# TASK INSTRUCTIONS:
In the entries below, find every line with the string "this" and copy it.

# EXCERPTED DATA:

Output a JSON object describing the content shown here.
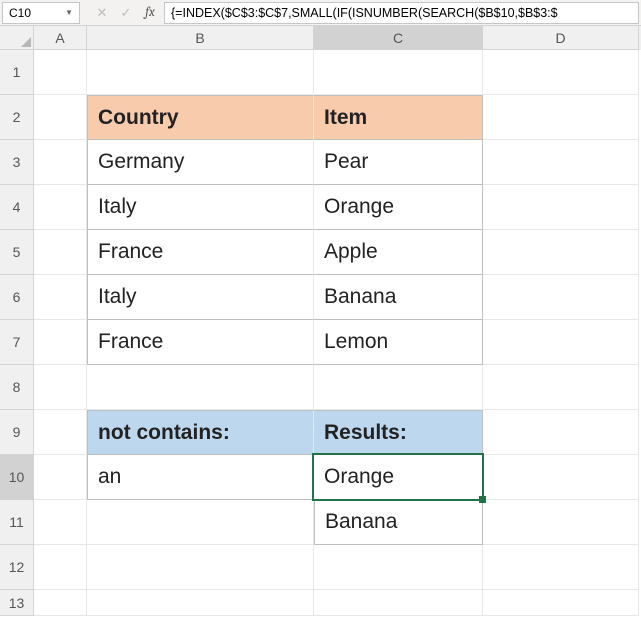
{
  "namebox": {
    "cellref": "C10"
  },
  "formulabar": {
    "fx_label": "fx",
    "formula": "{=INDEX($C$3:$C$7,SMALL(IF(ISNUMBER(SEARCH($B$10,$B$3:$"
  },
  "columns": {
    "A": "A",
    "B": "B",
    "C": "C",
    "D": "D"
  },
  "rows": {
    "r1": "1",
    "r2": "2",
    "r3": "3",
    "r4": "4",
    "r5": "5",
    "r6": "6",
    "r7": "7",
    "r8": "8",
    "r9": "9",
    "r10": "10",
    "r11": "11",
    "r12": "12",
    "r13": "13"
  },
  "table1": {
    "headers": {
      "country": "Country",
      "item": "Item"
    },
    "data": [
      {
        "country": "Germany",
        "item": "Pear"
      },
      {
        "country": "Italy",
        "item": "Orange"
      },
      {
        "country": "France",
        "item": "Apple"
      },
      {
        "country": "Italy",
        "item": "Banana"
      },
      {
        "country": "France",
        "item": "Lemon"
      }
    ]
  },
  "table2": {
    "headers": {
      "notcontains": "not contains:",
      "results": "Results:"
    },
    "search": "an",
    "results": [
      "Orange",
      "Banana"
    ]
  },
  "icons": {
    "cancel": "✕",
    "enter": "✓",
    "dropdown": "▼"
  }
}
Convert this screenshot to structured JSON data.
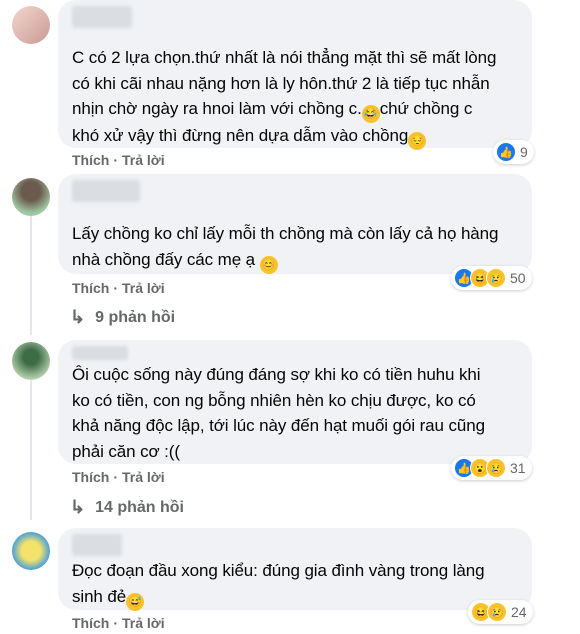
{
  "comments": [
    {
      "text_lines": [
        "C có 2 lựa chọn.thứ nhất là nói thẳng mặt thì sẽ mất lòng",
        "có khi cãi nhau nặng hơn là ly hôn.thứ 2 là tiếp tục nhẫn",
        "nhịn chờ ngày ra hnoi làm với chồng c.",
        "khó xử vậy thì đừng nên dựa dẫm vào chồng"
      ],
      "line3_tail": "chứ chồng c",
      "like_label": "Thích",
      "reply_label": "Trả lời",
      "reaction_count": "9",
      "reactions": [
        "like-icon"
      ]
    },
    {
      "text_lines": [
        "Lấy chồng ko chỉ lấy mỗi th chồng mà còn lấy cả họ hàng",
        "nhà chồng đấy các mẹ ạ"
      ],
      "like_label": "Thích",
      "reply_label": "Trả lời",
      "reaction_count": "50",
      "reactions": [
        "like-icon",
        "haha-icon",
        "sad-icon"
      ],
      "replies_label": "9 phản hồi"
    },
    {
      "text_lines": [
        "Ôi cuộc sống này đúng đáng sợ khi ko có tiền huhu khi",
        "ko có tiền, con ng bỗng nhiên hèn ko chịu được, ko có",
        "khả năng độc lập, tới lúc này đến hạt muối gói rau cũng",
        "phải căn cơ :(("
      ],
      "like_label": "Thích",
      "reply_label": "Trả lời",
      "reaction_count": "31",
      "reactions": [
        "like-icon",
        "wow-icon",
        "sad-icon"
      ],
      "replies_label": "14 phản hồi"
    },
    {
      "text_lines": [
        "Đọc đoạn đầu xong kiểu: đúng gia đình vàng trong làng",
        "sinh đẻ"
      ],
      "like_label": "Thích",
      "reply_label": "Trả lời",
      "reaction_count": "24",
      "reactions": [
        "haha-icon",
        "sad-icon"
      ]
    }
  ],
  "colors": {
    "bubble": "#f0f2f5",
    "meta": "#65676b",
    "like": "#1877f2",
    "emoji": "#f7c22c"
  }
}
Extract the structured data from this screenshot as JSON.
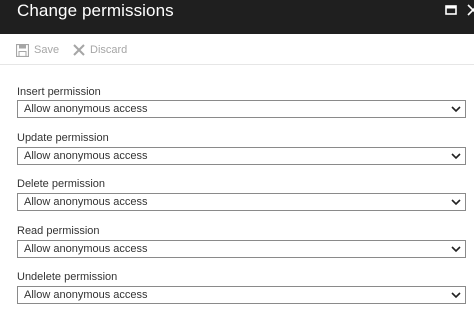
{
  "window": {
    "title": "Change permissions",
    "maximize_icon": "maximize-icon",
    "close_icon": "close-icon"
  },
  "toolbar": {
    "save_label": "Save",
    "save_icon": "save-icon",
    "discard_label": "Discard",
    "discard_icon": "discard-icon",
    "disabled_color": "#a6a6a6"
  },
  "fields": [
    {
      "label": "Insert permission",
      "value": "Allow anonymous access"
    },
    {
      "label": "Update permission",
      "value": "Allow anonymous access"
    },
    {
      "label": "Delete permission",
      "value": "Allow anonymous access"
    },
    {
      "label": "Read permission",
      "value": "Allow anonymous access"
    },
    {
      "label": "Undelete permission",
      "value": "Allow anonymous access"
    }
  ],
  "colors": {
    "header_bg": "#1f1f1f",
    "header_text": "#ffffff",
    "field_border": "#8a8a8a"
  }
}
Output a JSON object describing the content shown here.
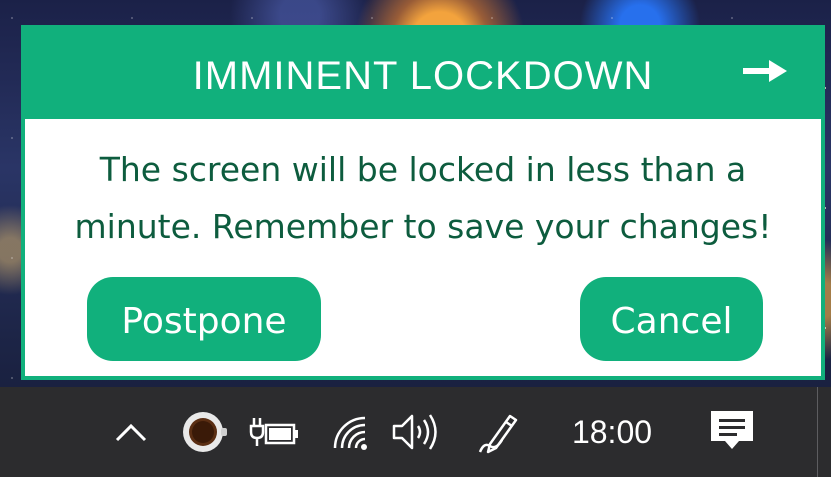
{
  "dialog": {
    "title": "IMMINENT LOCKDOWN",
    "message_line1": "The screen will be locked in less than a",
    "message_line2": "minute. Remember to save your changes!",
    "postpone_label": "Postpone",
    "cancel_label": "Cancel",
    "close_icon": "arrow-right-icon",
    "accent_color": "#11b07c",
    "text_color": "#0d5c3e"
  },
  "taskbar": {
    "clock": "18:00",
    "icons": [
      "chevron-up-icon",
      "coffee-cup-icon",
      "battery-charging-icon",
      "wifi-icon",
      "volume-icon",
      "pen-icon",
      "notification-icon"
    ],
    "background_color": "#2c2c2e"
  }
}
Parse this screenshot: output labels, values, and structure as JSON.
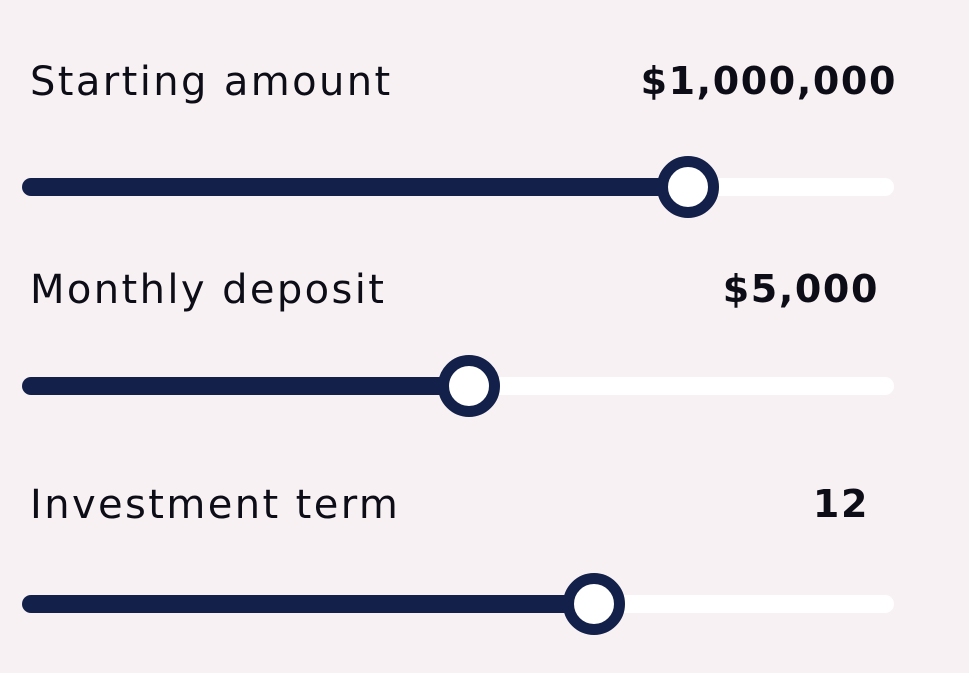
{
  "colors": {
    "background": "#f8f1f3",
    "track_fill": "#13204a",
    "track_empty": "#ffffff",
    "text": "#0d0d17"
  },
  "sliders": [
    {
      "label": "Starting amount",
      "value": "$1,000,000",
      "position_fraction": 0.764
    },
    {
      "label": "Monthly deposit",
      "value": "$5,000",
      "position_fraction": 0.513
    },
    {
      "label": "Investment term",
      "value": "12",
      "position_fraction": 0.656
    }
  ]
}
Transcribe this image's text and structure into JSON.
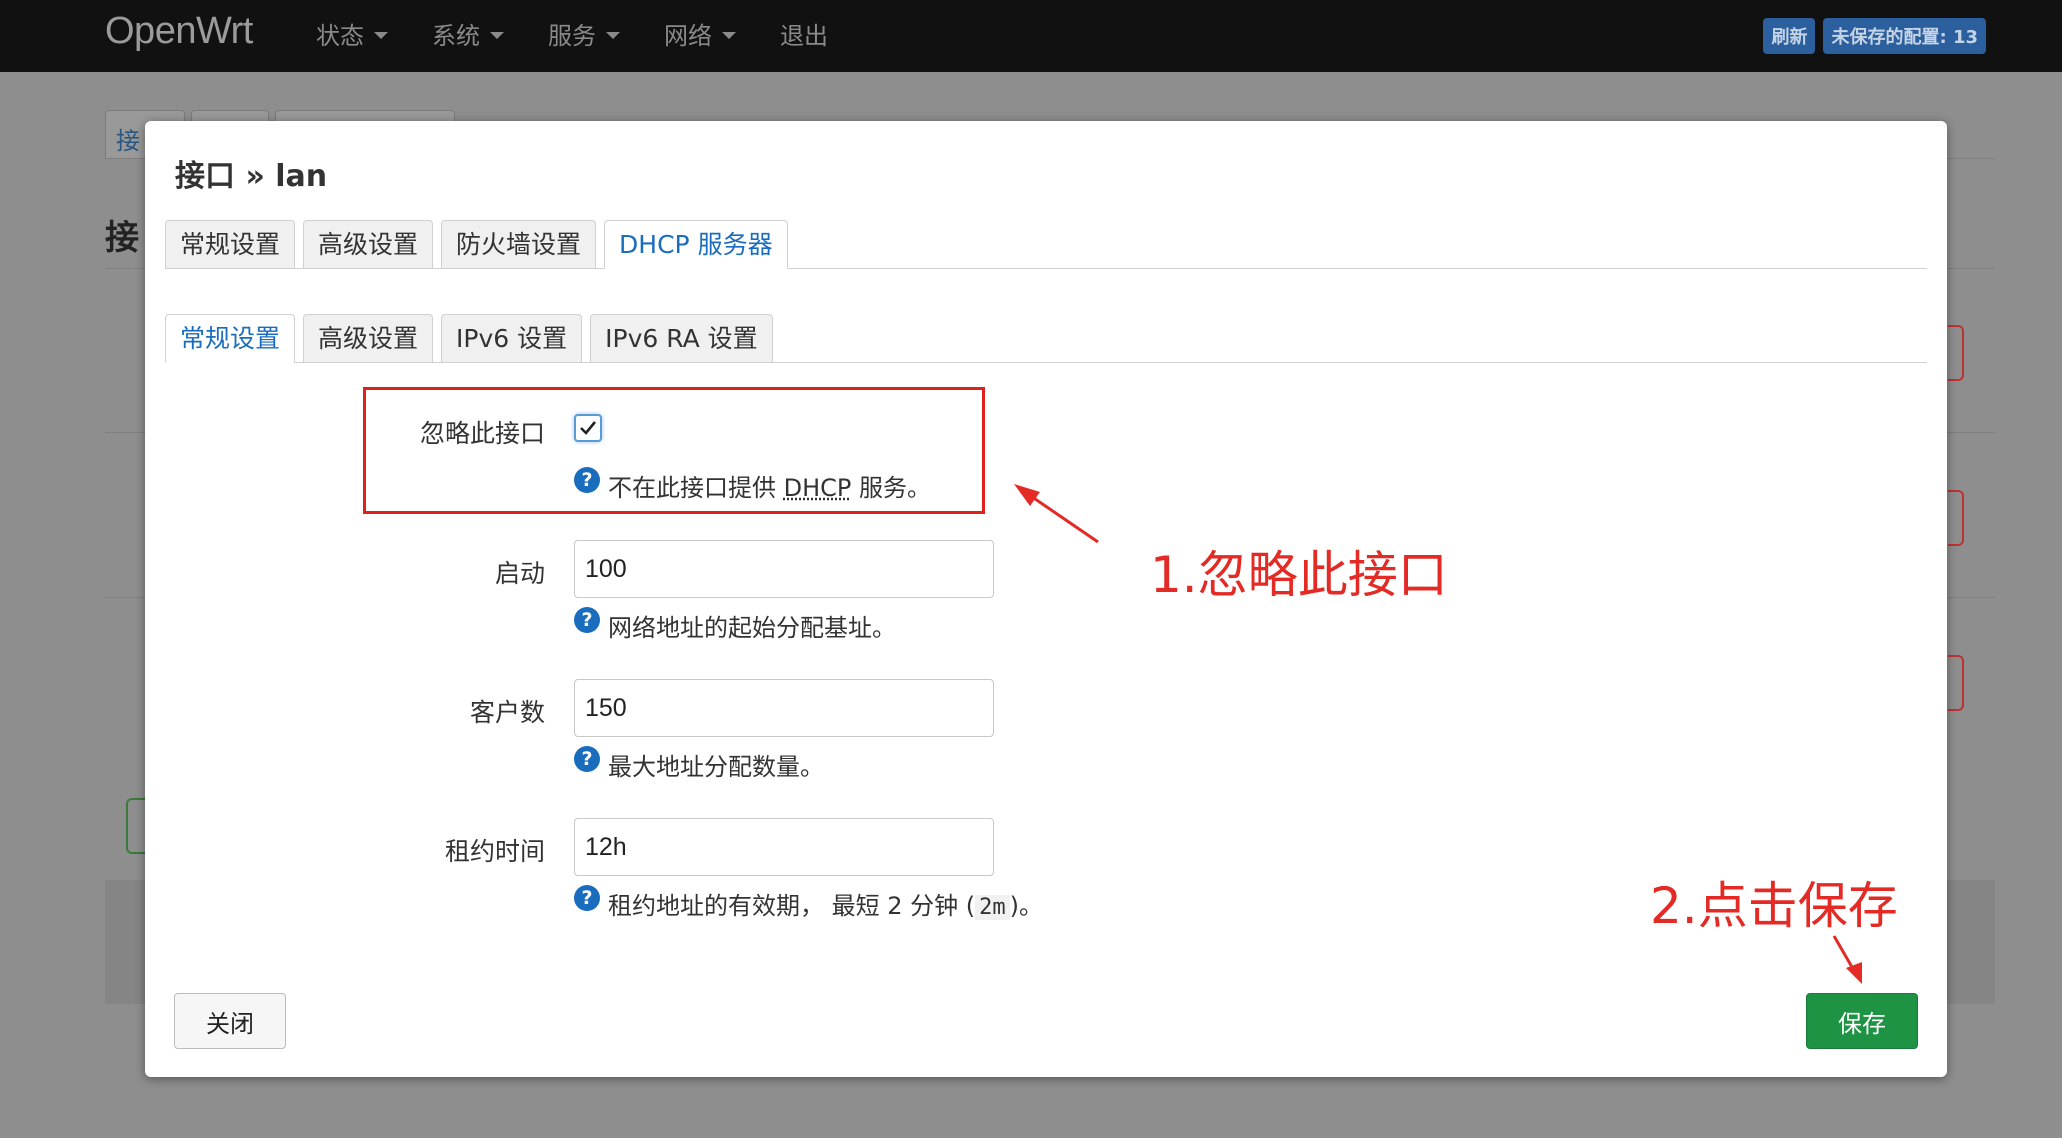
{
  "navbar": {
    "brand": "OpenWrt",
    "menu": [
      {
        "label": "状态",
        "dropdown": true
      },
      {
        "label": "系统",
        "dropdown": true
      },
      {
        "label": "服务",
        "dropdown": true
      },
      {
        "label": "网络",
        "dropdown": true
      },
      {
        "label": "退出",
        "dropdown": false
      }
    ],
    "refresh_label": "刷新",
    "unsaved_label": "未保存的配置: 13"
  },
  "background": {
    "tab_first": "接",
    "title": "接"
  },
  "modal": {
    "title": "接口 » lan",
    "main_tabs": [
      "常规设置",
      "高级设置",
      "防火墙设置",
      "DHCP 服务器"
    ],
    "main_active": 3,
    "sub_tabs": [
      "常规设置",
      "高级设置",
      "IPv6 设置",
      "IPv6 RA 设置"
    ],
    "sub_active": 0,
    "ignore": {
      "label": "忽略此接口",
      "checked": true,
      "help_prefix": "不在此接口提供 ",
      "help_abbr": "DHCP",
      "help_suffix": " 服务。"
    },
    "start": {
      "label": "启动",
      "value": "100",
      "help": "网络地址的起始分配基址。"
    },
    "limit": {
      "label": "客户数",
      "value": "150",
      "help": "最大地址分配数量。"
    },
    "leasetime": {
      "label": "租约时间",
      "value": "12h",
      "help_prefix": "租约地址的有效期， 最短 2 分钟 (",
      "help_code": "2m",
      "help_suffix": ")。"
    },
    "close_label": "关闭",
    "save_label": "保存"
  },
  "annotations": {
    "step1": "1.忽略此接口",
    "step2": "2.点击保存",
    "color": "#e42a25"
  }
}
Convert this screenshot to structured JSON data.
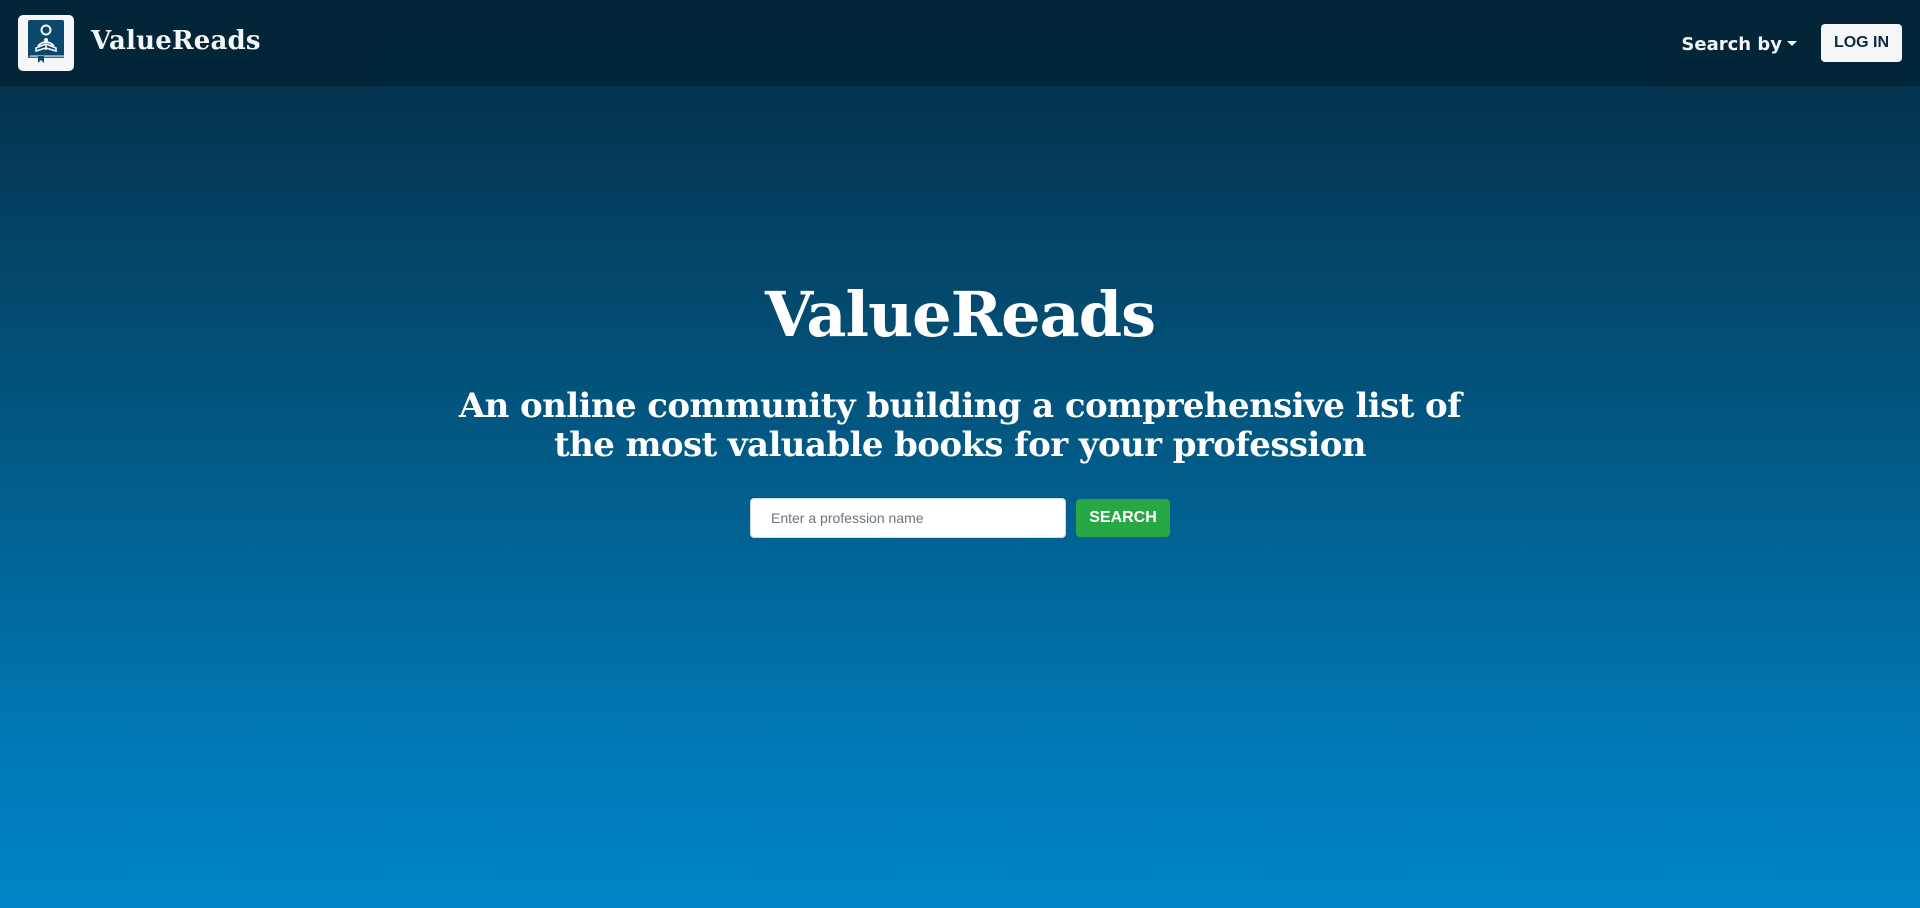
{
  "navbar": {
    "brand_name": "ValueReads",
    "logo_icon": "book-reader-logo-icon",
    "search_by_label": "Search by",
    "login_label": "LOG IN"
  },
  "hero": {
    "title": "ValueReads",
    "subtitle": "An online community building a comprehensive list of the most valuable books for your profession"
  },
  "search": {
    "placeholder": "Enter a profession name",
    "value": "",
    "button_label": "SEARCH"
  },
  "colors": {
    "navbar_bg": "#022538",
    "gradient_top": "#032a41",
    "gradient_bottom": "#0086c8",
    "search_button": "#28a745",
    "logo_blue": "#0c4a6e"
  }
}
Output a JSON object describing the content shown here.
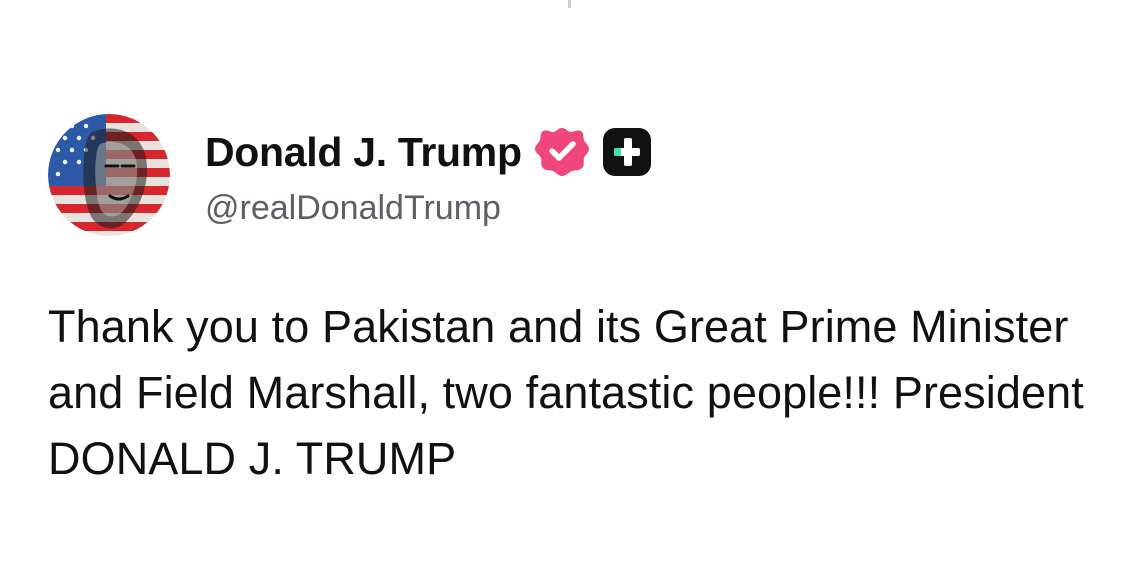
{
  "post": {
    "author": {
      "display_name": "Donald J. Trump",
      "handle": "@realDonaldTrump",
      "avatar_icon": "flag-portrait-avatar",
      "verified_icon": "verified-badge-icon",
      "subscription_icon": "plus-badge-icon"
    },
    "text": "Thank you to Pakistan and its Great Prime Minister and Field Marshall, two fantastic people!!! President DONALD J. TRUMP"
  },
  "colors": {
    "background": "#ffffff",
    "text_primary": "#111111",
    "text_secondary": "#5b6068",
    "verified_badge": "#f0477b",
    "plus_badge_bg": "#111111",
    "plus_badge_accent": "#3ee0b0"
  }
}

# ANSWER SPACE:
Convert this screenshot to structured JSON data.
Extract the structured data from this screenshot as JSON.
Parse this screenshot: output labels, values, and structure as JSON.
Transcribe this image's text and structure into JSON.
Convert this screenshot to structured JSON data.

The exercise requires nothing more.